THE PROBLEM:
Set the data down again, word for word, as it appears below.

————

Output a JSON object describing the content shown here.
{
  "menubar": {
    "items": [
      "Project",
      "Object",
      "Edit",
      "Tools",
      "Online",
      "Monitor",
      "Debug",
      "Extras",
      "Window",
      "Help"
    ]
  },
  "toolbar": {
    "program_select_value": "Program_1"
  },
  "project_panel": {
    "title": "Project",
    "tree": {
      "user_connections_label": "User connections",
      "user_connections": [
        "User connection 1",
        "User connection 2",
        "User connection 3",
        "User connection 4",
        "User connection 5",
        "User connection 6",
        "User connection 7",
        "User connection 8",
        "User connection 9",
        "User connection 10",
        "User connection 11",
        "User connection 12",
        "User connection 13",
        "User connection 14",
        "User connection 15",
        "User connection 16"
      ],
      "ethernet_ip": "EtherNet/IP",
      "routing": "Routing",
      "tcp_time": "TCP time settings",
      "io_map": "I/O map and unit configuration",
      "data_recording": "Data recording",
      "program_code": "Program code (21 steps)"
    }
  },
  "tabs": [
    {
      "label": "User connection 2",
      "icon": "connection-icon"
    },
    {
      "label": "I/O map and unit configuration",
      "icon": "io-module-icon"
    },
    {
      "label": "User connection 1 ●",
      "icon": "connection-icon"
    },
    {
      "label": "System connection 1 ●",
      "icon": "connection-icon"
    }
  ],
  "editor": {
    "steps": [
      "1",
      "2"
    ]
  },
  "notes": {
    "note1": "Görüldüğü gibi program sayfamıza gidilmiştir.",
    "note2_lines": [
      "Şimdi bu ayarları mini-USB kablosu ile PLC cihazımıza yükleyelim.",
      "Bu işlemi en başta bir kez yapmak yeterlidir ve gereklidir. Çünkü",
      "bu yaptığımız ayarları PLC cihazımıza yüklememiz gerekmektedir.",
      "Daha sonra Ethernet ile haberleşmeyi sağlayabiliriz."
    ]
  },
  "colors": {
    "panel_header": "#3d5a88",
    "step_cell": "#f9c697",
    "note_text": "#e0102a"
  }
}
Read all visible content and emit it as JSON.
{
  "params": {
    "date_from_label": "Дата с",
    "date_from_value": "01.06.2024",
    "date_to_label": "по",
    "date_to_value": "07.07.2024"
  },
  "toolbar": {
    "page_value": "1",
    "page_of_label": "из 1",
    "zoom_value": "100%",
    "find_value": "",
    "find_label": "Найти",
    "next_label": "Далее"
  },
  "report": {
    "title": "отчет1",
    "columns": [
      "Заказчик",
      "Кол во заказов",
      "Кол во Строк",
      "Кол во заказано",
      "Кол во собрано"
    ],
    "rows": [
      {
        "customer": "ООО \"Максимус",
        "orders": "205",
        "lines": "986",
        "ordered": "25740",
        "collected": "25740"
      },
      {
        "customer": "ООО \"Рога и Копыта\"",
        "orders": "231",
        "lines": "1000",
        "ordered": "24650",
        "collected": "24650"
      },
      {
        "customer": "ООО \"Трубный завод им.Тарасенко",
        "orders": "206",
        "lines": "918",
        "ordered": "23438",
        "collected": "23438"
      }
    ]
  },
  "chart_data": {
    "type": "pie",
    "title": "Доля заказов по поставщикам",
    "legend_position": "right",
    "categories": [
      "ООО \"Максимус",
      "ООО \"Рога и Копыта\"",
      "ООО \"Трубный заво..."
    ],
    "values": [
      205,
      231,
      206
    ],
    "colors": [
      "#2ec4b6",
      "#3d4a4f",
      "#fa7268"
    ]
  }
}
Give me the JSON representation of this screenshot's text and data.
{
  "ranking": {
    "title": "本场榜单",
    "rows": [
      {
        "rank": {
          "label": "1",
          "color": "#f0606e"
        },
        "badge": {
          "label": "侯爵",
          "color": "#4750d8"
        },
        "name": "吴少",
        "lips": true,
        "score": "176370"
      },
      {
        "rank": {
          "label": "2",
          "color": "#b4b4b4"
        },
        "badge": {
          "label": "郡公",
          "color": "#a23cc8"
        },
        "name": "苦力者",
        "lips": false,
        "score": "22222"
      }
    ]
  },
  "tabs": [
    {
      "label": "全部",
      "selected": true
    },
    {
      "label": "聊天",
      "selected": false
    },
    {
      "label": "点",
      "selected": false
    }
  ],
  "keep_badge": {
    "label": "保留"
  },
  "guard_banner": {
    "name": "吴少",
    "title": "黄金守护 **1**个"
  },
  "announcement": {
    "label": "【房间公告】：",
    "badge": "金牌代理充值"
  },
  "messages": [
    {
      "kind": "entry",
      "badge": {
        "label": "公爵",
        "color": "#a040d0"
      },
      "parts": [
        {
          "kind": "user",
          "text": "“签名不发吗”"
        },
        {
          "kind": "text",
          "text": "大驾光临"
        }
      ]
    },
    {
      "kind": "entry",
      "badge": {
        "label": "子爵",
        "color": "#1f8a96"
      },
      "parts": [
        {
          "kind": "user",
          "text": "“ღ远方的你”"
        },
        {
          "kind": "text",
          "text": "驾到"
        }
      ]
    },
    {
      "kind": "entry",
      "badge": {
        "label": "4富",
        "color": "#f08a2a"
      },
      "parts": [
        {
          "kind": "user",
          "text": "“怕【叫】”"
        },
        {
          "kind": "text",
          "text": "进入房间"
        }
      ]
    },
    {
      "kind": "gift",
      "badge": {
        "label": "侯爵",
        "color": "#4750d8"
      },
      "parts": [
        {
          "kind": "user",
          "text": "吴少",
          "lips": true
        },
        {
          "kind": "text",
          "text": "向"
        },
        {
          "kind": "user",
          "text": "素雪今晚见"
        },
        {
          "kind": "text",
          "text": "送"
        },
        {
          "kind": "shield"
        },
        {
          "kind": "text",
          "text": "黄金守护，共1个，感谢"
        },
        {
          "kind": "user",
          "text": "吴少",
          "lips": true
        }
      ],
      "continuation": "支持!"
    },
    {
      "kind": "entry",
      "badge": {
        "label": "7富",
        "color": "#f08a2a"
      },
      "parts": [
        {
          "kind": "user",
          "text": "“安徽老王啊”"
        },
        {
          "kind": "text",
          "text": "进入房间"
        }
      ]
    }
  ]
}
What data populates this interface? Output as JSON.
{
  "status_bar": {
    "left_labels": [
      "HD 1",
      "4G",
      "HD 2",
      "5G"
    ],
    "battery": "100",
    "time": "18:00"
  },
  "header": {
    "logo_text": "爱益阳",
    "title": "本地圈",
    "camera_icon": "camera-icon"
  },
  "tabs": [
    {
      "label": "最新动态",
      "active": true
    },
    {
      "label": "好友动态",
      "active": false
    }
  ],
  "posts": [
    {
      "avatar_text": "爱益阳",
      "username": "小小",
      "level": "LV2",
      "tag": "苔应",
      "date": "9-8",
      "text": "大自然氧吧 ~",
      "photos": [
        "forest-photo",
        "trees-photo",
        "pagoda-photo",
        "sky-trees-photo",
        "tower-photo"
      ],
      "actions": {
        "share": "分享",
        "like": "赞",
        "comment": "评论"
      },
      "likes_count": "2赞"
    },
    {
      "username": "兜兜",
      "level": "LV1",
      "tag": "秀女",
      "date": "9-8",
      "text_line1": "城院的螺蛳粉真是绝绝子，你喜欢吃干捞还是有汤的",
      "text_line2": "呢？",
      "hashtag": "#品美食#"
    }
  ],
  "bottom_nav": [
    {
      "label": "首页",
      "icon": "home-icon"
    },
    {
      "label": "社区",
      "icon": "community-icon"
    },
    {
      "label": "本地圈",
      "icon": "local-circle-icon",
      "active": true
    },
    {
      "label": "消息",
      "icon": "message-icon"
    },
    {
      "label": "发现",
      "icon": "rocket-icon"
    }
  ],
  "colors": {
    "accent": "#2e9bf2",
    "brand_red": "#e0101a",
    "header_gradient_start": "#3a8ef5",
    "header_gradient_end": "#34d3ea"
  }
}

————

WRITTEN SOLUTION:
Output a JSON object describing the content shown here.
{
  "menubar": {
    "items": [
      "Project",
      "Object",
      "Edit",
      "Tools",
      "Online",
      "Monitor",
      "Debug",
      "Extras",
      "Window",
      "Help"
    ]
  },
  "toolbar": {
    "program_select_value": "Program_1"
  },
  "project_panel": {
    "title": "Project",
    "tree": {
      "user_connections_label": "User connections",
      "user_connections": [
        "User connection 1",
        "User connection 2",
        "User connection 3",
        "User connection 4",
        "User connection 5",
        "User connection 6",
        "User connection 7",
        "User connection 8",
        "User connection 9",
        "User connection 10",
        "User connection 11",
        "User connection 12",
        "User connection 13",
        "User connection 14",
        "User connection 15",
        "User connection 16"
      ],
      "ethernet_ip": "EtherNet/IP",
      "routing": "Routing",
      "tcp_time": "TCP time settings",
      "io_map": "I/O map and unit configuration",
      "data_recording": "Data recording",
      "program_code": "Program code (21 steps)"
    }
  },
  "tabs": [
    {
      "label": "User connection 2",
      "icon": "connection-icon"
    },
    {
      "label": "I/O map and unit configuration",
      "icon": "io-module-icon"
    },
    {
      "label": "User connection 1 ●",
      "icon": "connection-icon"
    },
    {
      "label": "System connection 1 ●",
      "icon": "connection-icon"
    }
  ],
  "editor": {
    "steps": [
      "1",
      "2"
    ]
  },
  "notes": {
    "note1": "Görüldüğü gibi program sayfamıza gidilmiştir.",
    "note2_lines": [
      "Şimdi bu ayarları mini-USB kablosu ile PLC cihazımıza yükleyelim.",
      "Bu işlemi en başta bir kez yapmak yeterlidir ve gereklidir. Çünkü",
      "bu yaptığımız ayarları PLC cihazımıza yüklememiz gerekmektedir.",
      "Daha sonra Ethernet ile haberleşmeyi sağlayabiliriz."
    ]
  },
  "colors": {
    "panel_header": "#3d5a88",
    "step_cell": "#f9c697",
    "note_text": "#e0102a"
  }
}
Read all visible content and emit it as JSON.
{
  "params": {
    "date_from_label": "Дата с",
    "date_from_value": "01.06.2024",
    "date_to_label": "по",
    "date_to_value": "07.07.2024"
  },
  "toolbar": {
    "page_value": "1",
    "page_of_label": "из 1",
    "zoom_value": "100%",
    "find_value": "",
    "find_label": "Найти",
    "next_label": "Далее"
  },
  "report": {
    "title": "отчет1",
    "columns": [
      "Заказчик",
      "Кол во заказов",
      "Кол во Строк",
      "Кол во заказано",
      "Кол во собрано"
    ],
    "rows": [
      {
        "customer": "ООО \"Максимус",
        "orders": "205",
        "lines": "986",
        "ordered": "25740",
        "collected": "25740"
      },
      {
        "customer": "ООО \"Рога и Копыта\"",
        "orders": "231",
        "lines": "1000",
        "ordered": "24650",
        "collected": "24650"
      },
      {
        "customer": "ООО \"Трубный завод им.Тарасенко",
        "orders": "206",
        "lines": "918",
        "ordered": "23438",
        "collected": "23438"
      }
    ]
  },
  "chart_data": {
    "type": "pie",
    "title": "Доля заказов по поставщикам",
    "legend_position": "right",
    "categories": [
      "ООО \"Максимус",
      "ООО \"Рога и Копыта\"",
      "ООО \"Трубный заво..."
    ],
    "values": [
      205,
      231,
      206
    ],
    "colors": [
      "#2ec4b6",
      "#3d4a4f",
      "#fa7268"
    ]
  }
}
Give me the JSON representation of this screenshot's text and data.
{
  "ranking": {
    "title": "本场榜单",
    "rows": [
      {
        "rank": {
          "label": "1",
          "color": "#f0606e"
        },
        "badge": {
          "label": "侯爵",
          "color": "#4750d8"
        },
        "name": "吴少",
        "lips": true,
        "score": "176370"
      },
      {
        "rank": {
          "label": "2",
          "color": "#b4b4b4"
        },
        "badge": {
          "label": "郡公",
          "color": "#a23cc8"
        },
        "name": "苦力者",
        "lips": false,
        "score": "22222"
      }
    ]
  },
  "tabs": [
    {
      "label": "全部",
      "selected": true
    },
    {
      "label": "聊天",
      "selected": false
    },
    {
      "label": "点",
      "selected": false
    }
  ],
  "keep_badge": {
    "label": "保留"
  },
  "guard_banner": {
    "name": "吴少",
    "title": "黄金守护 **1**个"
  },
  "announcement": {
    "label": "【房间公告】：",
    "badge": "金牌代理充值"
  },
  "messages": [
    {
      "kind": "entry",
      "badge": {
        "label": "公爵",
        "color": "#a040d0"
      },
      "parts": [
        {
          "kind": "user",
          "text": "“签名不发吗”"
        },
        {
          "kind": "text",
          "text": "大驾光临"
        }
      ]
    },
    {
      "kind": "entry",
      "badge": {
        "label": "子爵",
        "color": "#1f8a96"
      },
      "parts": [
        {
          "kind": "user",
          "text": "“ღ远方的你”"
        },
        {
          "kind": "text",
          "text": "驾到"
        }
      ]
    },
    {
      "kind": "entry",
      "badge": {
        "label": "4富",
        "color": "#f08a2a"
      },
      "parts": [
        {
          "kind": "user",
          "text": "“怕【叫】”"
        },
        {
          "kind": "text",
          "text": "进入房间"
        }
      ]
    },
    {
      "kind": "gift",
      "badge": {
        "label": "侯爵",
        "color": "#4750d8"
      },
      "parts": [
        {
          "kind": "user",
          "text": "吴少",
          "lips": true
        },
        {
          "kind": "text",
          "text": "向"
        },
        {
          "kind": "user",
          "text": "素雪今晚见"
        },
        {
          "kind": "text",
          "text": "送"
        },
        {
          "kind": "shield"
        },
        {
          "kind": "text",
          "text": "黄金守护，共1个，感谢"
        },
        {
          "kind": "user",
          "text": "吴少",
          "lips": true
        }
      ],
      "continuation": "支持!"
    },
    {
      "kind": "entry",
      "badge": {
        "label": "7富",
        "color": "#f08a2a"
      },
      "parts": [
        {
          "kind": "user",
          "text": "“安徽老王啊”"
        },
        {
          "kind": "text",
          "text": "进入房间"
        }
      ]
    }
  ]
}
What data populates this interface? Output as JSON.
{
  "status_bar": {
    "left_labels": [
      "HD 1",
      "4G",
      "HD 2",
      "5G"
    ],
    "battery": "100",
    "time": "18:00"
  },
  "header": {
    "logo_text": "爱益阳",
    "title": "本地圈",
    "camera_icon": "camera-icon"
  },
  "tabs": [
    {
      "label": "最新动态",
      "active": true
    },
    {
      "label": "好友动态",
      "active": false
    }
  ],
  "posts": [
    {
      "avatar_text": "爱益阳",
      "username": "小小",
      "level": "LV2",
      "tag": "苔应",
      "date": "9-8",
      "text": "大自然氧吧 ~",
      "photos": [
        "forest-photo",
        "trees-photo",
        "pagoda-photo",
        "sky-trees-photo",
        "tower-photo"
      ],
      "actions": {
        "share": "分享",
        "like": "赞",
        "comment": "评论"
      },
      "likes_count": "2赞"
    },
    {
      "username": "兜兜",
      "level": "LV1",
      "tag": "秀女",
      "date": "9-8",
      "text_line1": "城院的螺蛳粉真是绝绝子，你喜欢吃干捞还是有汤的",
      "text_line2": "呢？",
      "hashtag": "#品美食#"
    }
  ],
  "bottom_nav": [
    {
      "label": "首页",
      "icon": "home-icon"
    },
    {
      "label": "社区",
      "icon": "community-icon"
    },
    {
      "label": "本地圈",
      "icon": "local-circle-icon",
      "active": true
    },
    {
      "label": "消息",
      "icon": "message-icon"
    },
    {
      "label": "发现",
      "icon": "rocket-icon"
    }
  ],
  "colors": {
    "accent": "#2e9bf2",
    "brand_red": "#e0101a",
    "header_gradient_start": "#3a8ef5",
    "header_gradient_end": "#34d3ea"
  }
}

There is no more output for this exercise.